(Interface dataset entries)
= = = = = = =
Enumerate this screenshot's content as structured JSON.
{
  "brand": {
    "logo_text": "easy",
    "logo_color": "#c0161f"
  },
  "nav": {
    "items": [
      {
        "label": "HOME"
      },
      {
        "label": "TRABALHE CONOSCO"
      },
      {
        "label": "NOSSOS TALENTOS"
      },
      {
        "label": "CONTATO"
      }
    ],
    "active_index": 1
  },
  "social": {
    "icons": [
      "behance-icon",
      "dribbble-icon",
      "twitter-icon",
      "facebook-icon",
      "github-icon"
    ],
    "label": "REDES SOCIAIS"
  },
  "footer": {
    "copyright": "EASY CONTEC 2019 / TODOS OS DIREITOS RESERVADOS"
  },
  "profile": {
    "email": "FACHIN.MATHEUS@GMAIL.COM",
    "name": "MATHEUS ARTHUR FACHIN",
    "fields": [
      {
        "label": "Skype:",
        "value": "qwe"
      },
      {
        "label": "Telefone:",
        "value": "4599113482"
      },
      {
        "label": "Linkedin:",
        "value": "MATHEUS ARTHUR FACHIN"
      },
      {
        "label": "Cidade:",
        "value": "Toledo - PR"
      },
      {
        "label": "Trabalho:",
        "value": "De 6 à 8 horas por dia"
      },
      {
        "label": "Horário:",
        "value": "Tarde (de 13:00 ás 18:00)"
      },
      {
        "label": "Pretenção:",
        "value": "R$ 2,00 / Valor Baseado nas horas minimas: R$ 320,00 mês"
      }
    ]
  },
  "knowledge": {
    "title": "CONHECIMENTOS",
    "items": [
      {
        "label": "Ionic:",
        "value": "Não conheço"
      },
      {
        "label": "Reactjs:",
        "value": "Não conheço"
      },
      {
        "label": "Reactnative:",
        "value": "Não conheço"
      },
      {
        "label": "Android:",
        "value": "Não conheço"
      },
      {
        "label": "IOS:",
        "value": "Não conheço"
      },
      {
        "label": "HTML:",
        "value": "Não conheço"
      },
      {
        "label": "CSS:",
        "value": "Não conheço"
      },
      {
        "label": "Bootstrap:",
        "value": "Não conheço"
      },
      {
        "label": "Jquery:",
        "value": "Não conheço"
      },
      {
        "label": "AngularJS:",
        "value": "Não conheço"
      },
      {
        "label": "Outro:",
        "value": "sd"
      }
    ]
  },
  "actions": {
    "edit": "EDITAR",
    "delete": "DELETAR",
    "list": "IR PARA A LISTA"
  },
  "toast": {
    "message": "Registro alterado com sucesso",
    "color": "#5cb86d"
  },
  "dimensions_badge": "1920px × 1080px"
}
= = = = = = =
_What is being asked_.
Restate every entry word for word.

_Solution to the exercise_.
Enumerate this screenshot's content as structured JSON.
{
  "brand": {
    "logo_text": "easy",
    "logo_color": "#c0161f"
  },
  "nav": {
    "items": [
      {
        "label": "HOME"
      },
      {
        "label": "TRABALHE CONOSCO"
      },
      {
        "label": "NOSSOS TALENTOS"
      },
      {
        "label": "CONTATO"
      }
    ],
    "active_index": 1
  },
  "social": {
    "icons": [
      "behance-icon",
      "dribbble-icon",
      "twitter-icon",
      "facebook-icon",
      "github-icon"
    ],
    "label": "REDES SOCIAIS"
  },
  "footer": {
    "copyright": "EASY CONTEC 2019 / TODOS OS DIREITOS RESERVADOS"
  },
  "profile": {
    "email": "FACHIN.MATHEUS@GMAIL.COM",
    "name": "MATHEUS ARTHUR FACHIN",
    "fields": [
      {
        "label": "Skype:",
        "value": "qwe"
      },
      {
        "label": "Telefone:",
        "value": "4599113482"
      },
      {
        "label": "Linkedin:",
        "value": "MATHEUS ARTHUR FACHIN"
      },
      {
        "label": "Cidade:",
        "value": "Toledo - PR"
      },
      {
        "label": "Trabalho:",
        "value": "De 6 à 8 horas por dia"
      },
      {
        "label": "Horário:",
        "value": "Tarde (de 13:00 ás 18:00)"
      },
      {
        "label": "Pretenção:",
        "value": "R$ 2,00 / Valor Baseado nas horas minimas: R$ 320,00 mês"
      }
    ]
  },
  "knowledge": {
    "title": "CONHECIMENTOS",
    "items": [
      {
        "label": "Ionic:",
        "value": "Não conheço"
      },
      {
        "label": "Reactjs:",
        "value": "Não conheço"
      },
      {
        "label": "Reactnative:",
        "value": "Não conheço"
      },
      {
        "label": "Android:",
        "value": "Não conheço"
      },
      {
        "label": "IOS:",
        "value": "Não conheço"
      },
      {
        "label": "HTML:",
        "value": "Não conheço"
      },
      {
        "label": "CSS:",
        "value": "Não conheço"
      },
      {
        "label": "Bootstrap:",
        "value": "Não conheço"
      },
      {
        "label": "Jquery:",
        "value": "Não conheço"
      },
      {
        "label": "AngularJS:",
        "value": "Não conheço"
      },
      {
        "label": "Outro:",
        "value": "sd"
      }
    ]
  },
  "actions": {
    "edit": "EDITAR",
    "delete": "DELETAR",
    "list": "IR PARA A LISTA"
  },
  "toast": {
    "message": "Registro alterado com sucesso",
    "color": "#5cb86d"
  },
  "dimensions_badge": "1920px × 1080px"
}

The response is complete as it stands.